Data supplied
====
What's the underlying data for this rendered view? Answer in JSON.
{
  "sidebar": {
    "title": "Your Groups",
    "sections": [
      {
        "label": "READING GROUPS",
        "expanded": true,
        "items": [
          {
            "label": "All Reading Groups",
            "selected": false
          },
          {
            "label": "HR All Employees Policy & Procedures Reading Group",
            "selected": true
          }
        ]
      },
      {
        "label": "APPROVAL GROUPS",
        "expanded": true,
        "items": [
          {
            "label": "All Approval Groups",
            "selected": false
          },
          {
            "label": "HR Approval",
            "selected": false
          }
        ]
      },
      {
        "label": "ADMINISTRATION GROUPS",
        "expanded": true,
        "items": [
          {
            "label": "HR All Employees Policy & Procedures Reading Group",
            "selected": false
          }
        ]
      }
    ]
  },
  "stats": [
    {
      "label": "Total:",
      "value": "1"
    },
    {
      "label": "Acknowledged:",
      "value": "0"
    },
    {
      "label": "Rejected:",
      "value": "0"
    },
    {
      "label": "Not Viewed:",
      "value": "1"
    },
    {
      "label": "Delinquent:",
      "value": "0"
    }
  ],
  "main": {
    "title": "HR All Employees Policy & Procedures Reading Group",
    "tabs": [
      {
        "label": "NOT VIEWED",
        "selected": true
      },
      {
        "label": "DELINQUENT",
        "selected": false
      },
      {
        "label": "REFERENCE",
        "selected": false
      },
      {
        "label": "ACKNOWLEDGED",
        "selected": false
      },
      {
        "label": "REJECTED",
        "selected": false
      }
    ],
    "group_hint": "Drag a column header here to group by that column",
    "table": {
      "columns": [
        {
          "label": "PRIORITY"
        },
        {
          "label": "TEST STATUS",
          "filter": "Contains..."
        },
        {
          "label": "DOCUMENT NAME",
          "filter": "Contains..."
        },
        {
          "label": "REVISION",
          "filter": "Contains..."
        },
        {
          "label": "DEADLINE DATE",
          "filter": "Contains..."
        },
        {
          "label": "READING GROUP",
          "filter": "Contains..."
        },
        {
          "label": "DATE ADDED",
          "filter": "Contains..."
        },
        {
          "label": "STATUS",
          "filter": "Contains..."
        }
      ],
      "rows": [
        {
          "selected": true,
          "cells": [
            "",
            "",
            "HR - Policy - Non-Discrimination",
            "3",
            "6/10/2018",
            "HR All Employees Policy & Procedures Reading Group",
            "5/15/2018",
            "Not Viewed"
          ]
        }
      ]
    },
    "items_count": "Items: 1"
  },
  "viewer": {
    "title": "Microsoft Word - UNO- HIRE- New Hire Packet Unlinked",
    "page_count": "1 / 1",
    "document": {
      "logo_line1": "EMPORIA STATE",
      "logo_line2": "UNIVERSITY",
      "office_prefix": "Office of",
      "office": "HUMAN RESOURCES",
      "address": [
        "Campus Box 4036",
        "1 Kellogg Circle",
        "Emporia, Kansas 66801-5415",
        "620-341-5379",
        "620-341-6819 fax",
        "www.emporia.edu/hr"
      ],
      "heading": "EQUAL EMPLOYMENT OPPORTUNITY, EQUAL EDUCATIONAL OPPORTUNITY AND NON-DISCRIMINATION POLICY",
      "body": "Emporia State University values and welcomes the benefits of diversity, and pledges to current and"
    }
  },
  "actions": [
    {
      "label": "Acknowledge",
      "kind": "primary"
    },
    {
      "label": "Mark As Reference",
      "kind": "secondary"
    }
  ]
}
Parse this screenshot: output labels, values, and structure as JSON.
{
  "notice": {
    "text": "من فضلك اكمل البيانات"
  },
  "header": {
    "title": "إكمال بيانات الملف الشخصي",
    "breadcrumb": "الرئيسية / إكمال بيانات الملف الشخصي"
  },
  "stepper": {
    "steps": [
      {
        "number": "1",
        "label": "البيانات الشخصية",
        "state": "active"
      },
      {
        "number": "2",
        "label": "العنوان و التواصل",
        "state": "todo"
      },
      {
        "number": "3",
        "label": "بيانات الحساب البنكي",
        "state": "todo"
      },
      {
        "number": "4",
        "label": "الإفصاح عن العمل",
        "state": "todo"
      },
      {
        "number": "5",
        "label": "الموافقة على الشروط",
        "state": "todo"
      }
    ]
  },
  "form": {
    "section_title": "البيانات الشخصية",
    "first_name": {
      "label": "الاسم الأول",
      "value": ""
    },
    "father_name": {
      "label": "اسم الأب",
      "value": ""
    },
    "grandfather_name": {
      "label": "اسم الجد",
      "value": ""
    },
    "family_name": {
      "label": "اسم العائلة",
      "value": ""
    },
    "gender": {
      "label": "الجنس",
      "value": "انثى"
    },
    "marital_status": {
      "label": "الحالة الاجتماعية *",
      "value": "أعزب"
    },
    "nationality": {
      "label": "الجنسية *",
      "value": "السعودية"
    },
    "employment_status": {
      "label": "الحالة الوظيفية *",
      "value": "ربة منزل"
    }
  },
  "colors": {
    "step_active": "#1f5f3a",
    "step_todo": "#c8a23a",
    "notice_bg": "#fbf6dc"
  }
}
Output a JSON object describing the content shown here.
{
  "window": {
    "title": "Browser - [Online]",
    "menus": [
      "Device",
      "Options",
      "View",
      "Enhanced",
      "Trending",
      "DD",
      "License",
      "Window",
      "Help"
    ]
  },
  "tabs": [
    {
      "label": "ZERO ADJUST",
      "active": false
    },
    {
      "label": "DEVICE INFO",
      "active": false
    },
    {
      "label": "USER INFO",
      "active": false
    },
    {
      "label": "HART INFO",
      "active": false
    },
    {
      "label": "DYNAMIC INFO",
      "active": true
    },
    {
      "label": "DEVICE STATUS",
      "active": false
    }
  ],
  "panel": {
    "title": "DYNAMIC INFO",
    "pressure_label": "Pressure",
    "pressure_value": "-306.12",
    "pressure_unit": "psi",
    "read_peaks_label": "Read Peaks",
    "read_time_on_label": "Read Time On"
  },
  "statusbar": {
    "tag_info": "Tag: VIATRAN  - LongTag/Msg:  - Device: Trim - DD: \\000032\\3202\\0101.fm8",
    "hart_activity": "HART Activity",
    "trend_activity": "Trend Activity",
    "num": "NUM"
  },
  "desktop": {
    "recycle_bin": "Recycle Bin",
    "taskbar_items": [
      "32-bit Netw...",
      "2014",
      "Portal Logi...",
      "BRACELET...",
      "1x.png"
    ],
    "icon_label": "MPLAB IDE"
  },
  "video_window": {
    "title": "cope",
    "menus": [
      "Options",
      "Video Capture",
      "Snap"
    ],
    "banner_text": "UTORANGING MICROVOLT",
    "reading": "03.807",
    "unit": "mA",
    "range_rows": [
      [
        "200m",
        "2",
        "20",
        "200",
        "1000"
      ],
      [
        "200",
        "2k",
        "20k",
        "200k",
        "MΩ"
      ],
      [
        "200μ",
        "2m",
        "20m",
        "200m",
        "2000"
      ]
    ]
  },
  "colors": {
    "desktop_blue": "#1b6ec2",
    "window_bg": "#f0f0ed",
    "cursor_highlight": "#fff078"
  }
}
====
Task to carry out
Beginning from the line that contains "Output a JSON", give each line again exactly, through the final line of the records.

Final answer
Output a JSON object describing the content shown here.
{
  "window": {
    "title": "Browser - [Online]",
    "menus": [
      "Device",
      "Options",
      "View",
      "Enhanced",
      "Trending",
      "DD",
      "License",
      "Window",
      "Help"
    ]
  },
  "tabs": [
    {
      "label": "ZERO ADJUST",
      "active": false
    },
    {
      "label": "DEVICE INFO",
      "active": false
    },
    {
      "label": "USER INFO",
      "active": false
    },
    {
      "label": "HART INFO",
      "active": false
    },
    {
      "label": "DYNAMIC INFO",
      "active": true
    },
    {
      "label": "DEVICE STATUS",
      "active": false
    }
  ],
  "panel": {
    "title": "DYNAMIC INFO",
    "pressure_label": "Pressure",
    "pressure_value": "-306.12",
    "pressure_unit": "psi",
    "read_peaks_label": "Read Peaks",
    "read_time_on_label": "Read Time On"
  },
  "statusbar": {
    "tag_info": "Tag: VIATRAN  - LongTag/Msg:  - Device: Trim - DD: \\000032\\3202\\0101.fm8",
    "hart_activity": "HART Activity",
    "trend_activity": "Trend Activity",
    "num": "NUM"
  },
  "desktop": {
    "recycle_bin": "Recycle Bin",
    "taskbar_items": [
      "32-bit Netw...",
      "2014",
      "Portal Logi...",
      "BRACELET...",
      "1x.png"
    ],
    "icon_label": "MPLAB IDE"
  },
  "video_window": {
    "title": "cope",
    "menus": [
      "Options",
      "Video Capture",
      "Snap"
    ],
    "banner_text": "UTORANGING MICROVOLT",
    "reading": "03.807",
    "unit": "mA",
    "range_rows": [
      [
        "200m",
        "2",
        "20",
        "200",
        "1000"
      ],
      [
        "200",
        "2k",
        "20k",
        "200k",
        "MΩ"
      ],
      [
        "200μ",
        "2m",
        "20m",
        "200m",
        "2000"
      ]
    ]
  },
  "colors": {
    "desktop_blue": "#1b6ec2",
    "window_bg": "#f0f0ed",
    "cursor_highlight": "#fff078"
  }
}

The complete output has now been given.